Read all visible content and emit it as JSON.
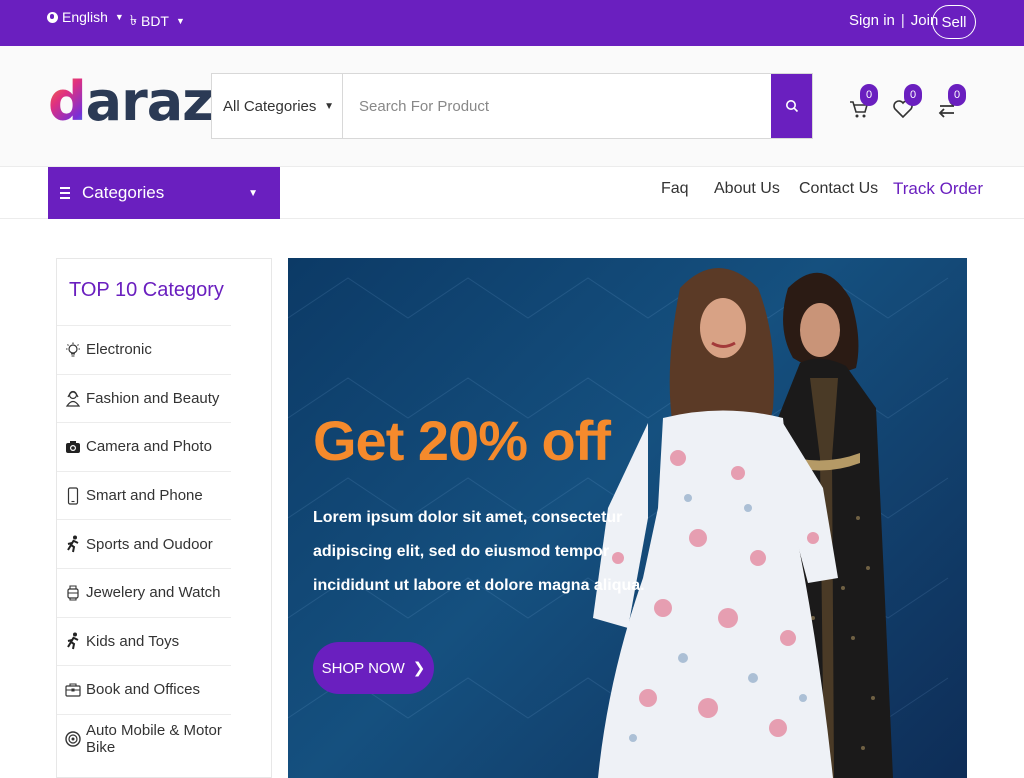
{
  "topbar": {
    "language": "English",
    "currency": "BDT",
    "signin": "Sign in",
    "separator": "|",
    "join": "Join",
    "sell": "Sell"
  },
  "header": {
    "logo_first": "d",
    "logo_rest": "araz",
    "category_select": "All Categories",
    "search_placeholder": "Search For Product",
    "cart_count": "0",
    "wishlist_count": "0",
    "compare_count": "0"
  },
  "nav": {
    "categories_label": "Categories",
    "links": [
      "Faq",
      "About Us",
      "Contact Us",
      "Track Order"
    ]
  },
  "sidebar": {
    "title": "TOP 10 Category",
    "items": [
      {
        "label": "Electronic",
        "icon": "bulb-icon"
      },
      {
        "label": "Fashion and Beauty",
        "icon": "person-icon"
      },
      {
        "label": "Camera and Photo",
        "icon": "camera-icon"
      },
      {
        "label": "Smart and Phone",
        "icon": "phone-icon"
      },
      {
        "label": "Sports and Oudoor",
        "icon": "runner-icon"
      },
      {
        "label": "Jewelery and Watch",
        "icon": "watch-icon"
      },
      {
        "label": "Kids and Toys",
        "icon": "runner-icon"
      },
      {
        "label": "Book and Offices",
        "icon": "briefcase-icon"
      },
      {
        "label": "Auto Mobile & Motor Bike",
        "icon": "wheel-icon"
      }
    ]
  },
  "banner": {
    "headline": "Get 20% off",
    "text": "Lorem ipsum dolor sit amet, consectetur adipiscing elit, sed do eiusmod tempor incididunt ut labore et dolore magna aliqua.",
    "button": "SHOP NOW",
    "button_arrow": "❯"
  },
  "colors": {
    "brand": "#6a1fbf",
    "accent": "#f58a2c",
    "banner_bg": "#15507f"
  }
}
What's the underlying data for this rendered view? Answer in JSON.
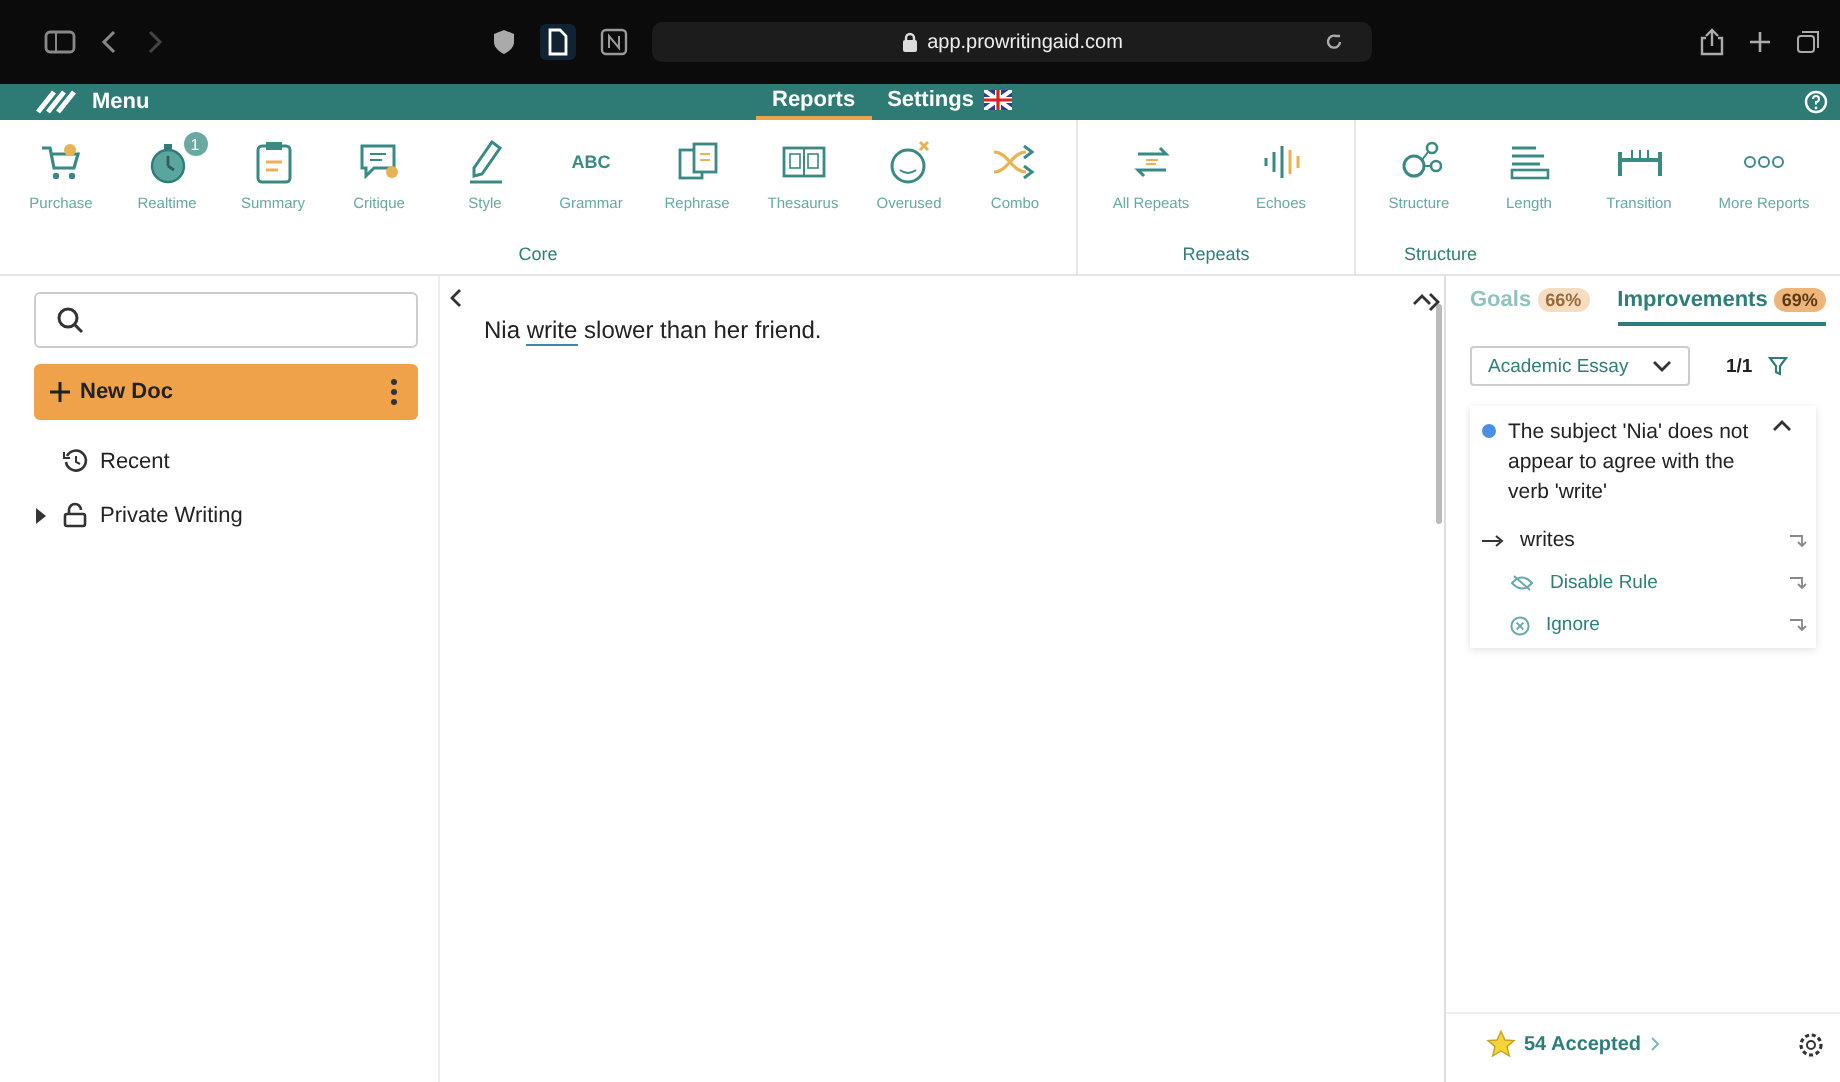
{
  "browser": {
    "url": "app.prowritingaid.com"
  },
  "menubar": {
    "title": "Menu",
    "tabs": [
      {
        "label": "Reports",
        "selected": true,
        "flag": false
      },
      {
        "label": "Settings",
        "selected": false,
        "flag": true
      }
    ]
  },
  "toolbar": {
    "groups": [
      {
        "label": "Core",
        "tools": [
          {
            "label": "Purchase",
            "kind": "cart"
          },
          {
            "label": "Realtime",
            "kind": "timer",
            "badge": "1"
          },
          {
            "label": "Summary",
            "kind": "clipboard"
          },
          {
            "label": "Critique",
            "kind": "chat"
          },
          {
            "label": "Style",
            "kind": "pen"
          },
          {
            "label": "Grammar",
            "kind": "text",
            "glyph": "ABC"
          },
          {
            "label": "Rephrase",
            "kind": "pages"
          },
          {
            "label": "Thesaurus",
            "kind": "book"
          },
          {
            "label": "Overused",
            "kind": "face"
          },
          {
            "label": "Combo",
            "kind": "shuffle"
          }
        ]
      },
      {
        "label": "Repeats",
        "tools": [
          {
            "label": "All Repeats",
            "kind": "repeat"
          },
          {
            "label": "Echoes",
            "kind": "wave"
          }
        ]
      },
      {
        "label": "Structure",
        "tools": [
          {
            "label": "Structure",
            "kind": "nodes"
          },
          {
            "label": "Length",
            "kind": "lines"
          },
          {
            "label": "Transition",
            "kind": "bridge"
          },
          {
            "label": "More Reports",
            "kind": "dots"
          }
        ]
      }
    ]
  },
  "sidebar": {
    "new_doc": "New Doc",
    "items": [
      {
        "label": "Recent",
        "kind": "recent"
      },
      {
        "label": "Private Writing",
        "kind": "folder",
        "expanded": false
      }
    ]
  },
  "editor": {
    "text_before": "Nia ",
    "flagged": "write",
    "text_after": " slower than her friend."
  },
  "panel": {
    "tabs": [
      {
        "label": "Goals",
        "score": "66%",
        "selected": false
      },
      {
        "label": "Improvements",
        "score": "69%",
        "selected": true
      }
    ],
    "filter": "Academic Essay",
    "count": "1/1",
    "suggestion": {
      "color": "#4a90e2",
      "message": "The subject 'Nia' does not appear to agree with the verb 'write'",
      "expanded": true,
      "actions": [
        {
          "label": "writes",
          "kind": "replace"
        },
        {
          "label": "Disable Rule",
          "kind": "disable"
        },
        {
          "label": "Ignore",
          "kind": "ignore"
        }
      ]
    },
    "accepted": "54 Accepted"
  }
}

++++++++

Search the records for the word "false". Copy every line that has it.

        "flag": false
        "selected": false,
        "expanded": false
        "selected": false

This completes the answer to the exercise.